Americans largely agree about the morality of several issues. Most say birth control is acceptable but that extramarital affairs are wrong. However, other issues show clear, substantial divides. These differences are largely explained by party identification, but previous research has shown that age also plays a factor.
Attitudes about the morality of these behaviors have in many instances changed over the past 13 years, especially among Democrats, and Americans are now more tolerant of issues previously deemed "morally wrong." Some Americans would say this new tolerance is good, because it increases acceptance. The rise of same-sex marriages across the country may be representative of that newfound acceptance. However, others may disagree. In the same poll, 74% of Americans said they thought the state of moral values in the U.S. is getting worse. Furthermore, 6% of Americans said the moral and ethical decline was the country's most important problem in May. Deep divisions exist among Americans, and clashes over the moral acceptance of certain issues will more than likely continue in the years to come.

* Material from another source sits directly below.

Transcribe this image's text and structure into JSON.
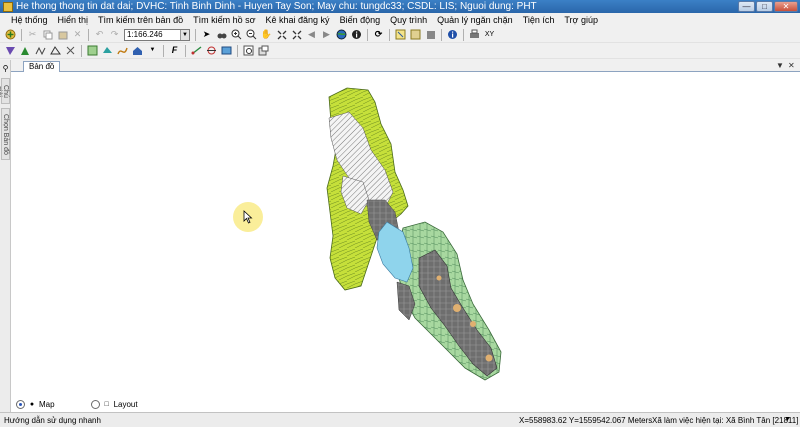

Results for this Gallup poll are based on telephone interviews conducted May 8-11, 2014, with a random sample of 1,028 adults, aged 18 and older, living in all 50 U.S. states and the District of Columbia.
For results based on the total sample of national adults, the margin of sampling error is ±4 percentage points at the 95% confidence level.
Interviews are conducted with respondents on landline telephones and cellular phones, with interviews conducted in Spanish for respondents who are primarily Spanish-speaking. Each sample of national adults includes a minimum quota of 50% cellphone respondents and 50% landline respondents, with additional minimum quotas by time zone within region. Landline and cellular telephone numbers are selected using random-digit-dial methods. Landline respondents are chosen at random within each household on the basis of which member had the most recent birthday.
Samples are weighted to correct for unequal selection probability, nonresponse, and double coverage of landline and cell users in the two sampling frames. They are also weighted to match the national demographics of gender, age, race, Hispanic ethnicity, education, region, population density, and phone status (cellphone only/landline only/both, and cellphone mostly). Demographic weighting targets are based on the most recent Current Population Survey figures for the aged 18 and older U.S. population. Phone status targets are based on the most recent National Health Interview Survey. Population density targets are based on the most recent U.S. census. All reported margins of sampling error include the computed design effects for weighting.
In addition to sampling error, question wording and practical difficulties in conducting surveys can introduce error or bias into the findings of public opinion polls.
For more details on Gallup's polling methodology, visit www.gallup.com.